In the four years to 2017, the UK franchise industry grew by 10%, now contributing 15.1 billion pounds to the UK economy. Around 621,000 people are employed within businesses operated by over 900 franchise brands – a 70% increase between 2006 and 2016. So, why is franchising proving such a successful business model and what message does that send to someone contemplating purchasing a franchise?
In a world where work-life balance is an ever-popular topic of discussion, and where redundancies are always in the news, self-employment is becoming more attractive to many people. However, half of all independent new businesses fail within their first two years whilst 90% of franchise businesses become profitable in that same period of time.
The difference is striking and here are 10 possible reasons why.
Tried and Tested Strategies

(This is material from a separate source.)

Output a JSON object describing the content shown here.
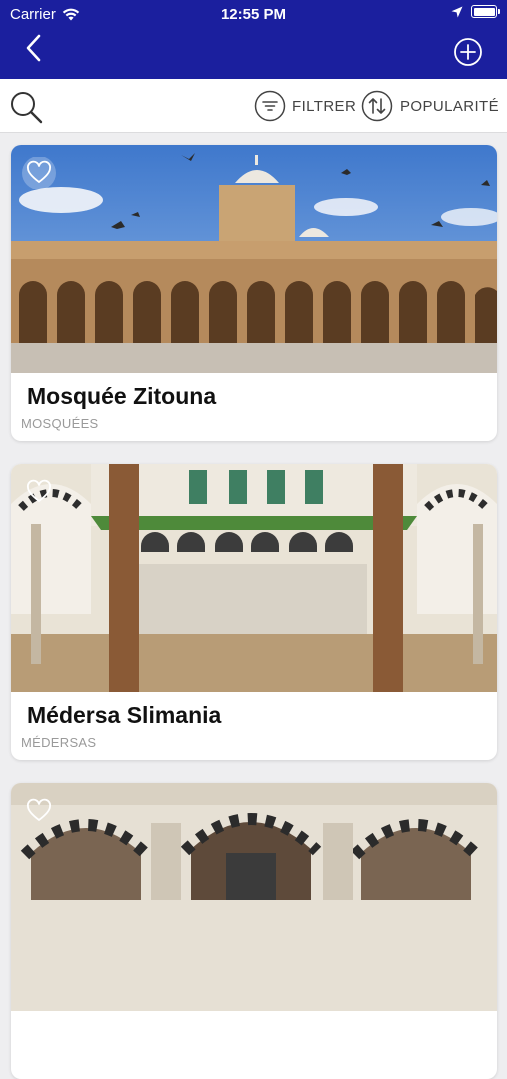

When a franchisee buys a franchise, they are buying into a business that has already proved itself in its market. The franchisor has been through the early teething problems that all new businesses face and has refined the business tactics and operations plan accordingly. In effect, a franchisee buys a business that has already undergone a test phase and is now operating as a thriving enterprise, because of the lessons learned.
The new franchisee instantly benefits from the brand recognition that the franchisor has already established within the market. This provides a great competitive advantage for the new business owner, as the consumer and business introducers should already be aware of what the brand stands for. This can help a franchisee quickly take market share.
A Proven Model
Many thousands of franchisees have already proved that the franchise model, in general, works highly effectively and can deliver tangible benefits to a franchisee. By buying a franchise, a franchisee can work within a framework that can predict the turnover and profitability that could be achieved, if the franchisee follows the model and the suggested way of doing things. This is a real ‘comfort blanket’ for a franchisee, giving them an idea of the targets that can be attained, according to what other franchisees have done, rather than operating in the dark, as most new business owners do.
It has been suggested that a Model is probably most likely to be “proven” when the franchisor has been operating for a minimum of 5 years.
Complying with sector-specific and general UK legislation can be a minefield for many new business owners, who have to fathom what they need to do and how they can be compliant with what are often limited resources. In a franchise business, the franchisor takes charge of much of this, having devised operating systems and procedures that already handle the requirements of the law and having HR and legal advisors or managers who can assist the franchisee in this regard.
Marketing is an area in which many start-up businesses struggle, partly because of cost and often because it is out of their comfort zone. By buying a franchise business, they can benefit from the marketing campaigns run by the franchisor, its marketing literature and its social media presence. This takes a lot of pressure off their shoulders, in an area beyond their comfort zone.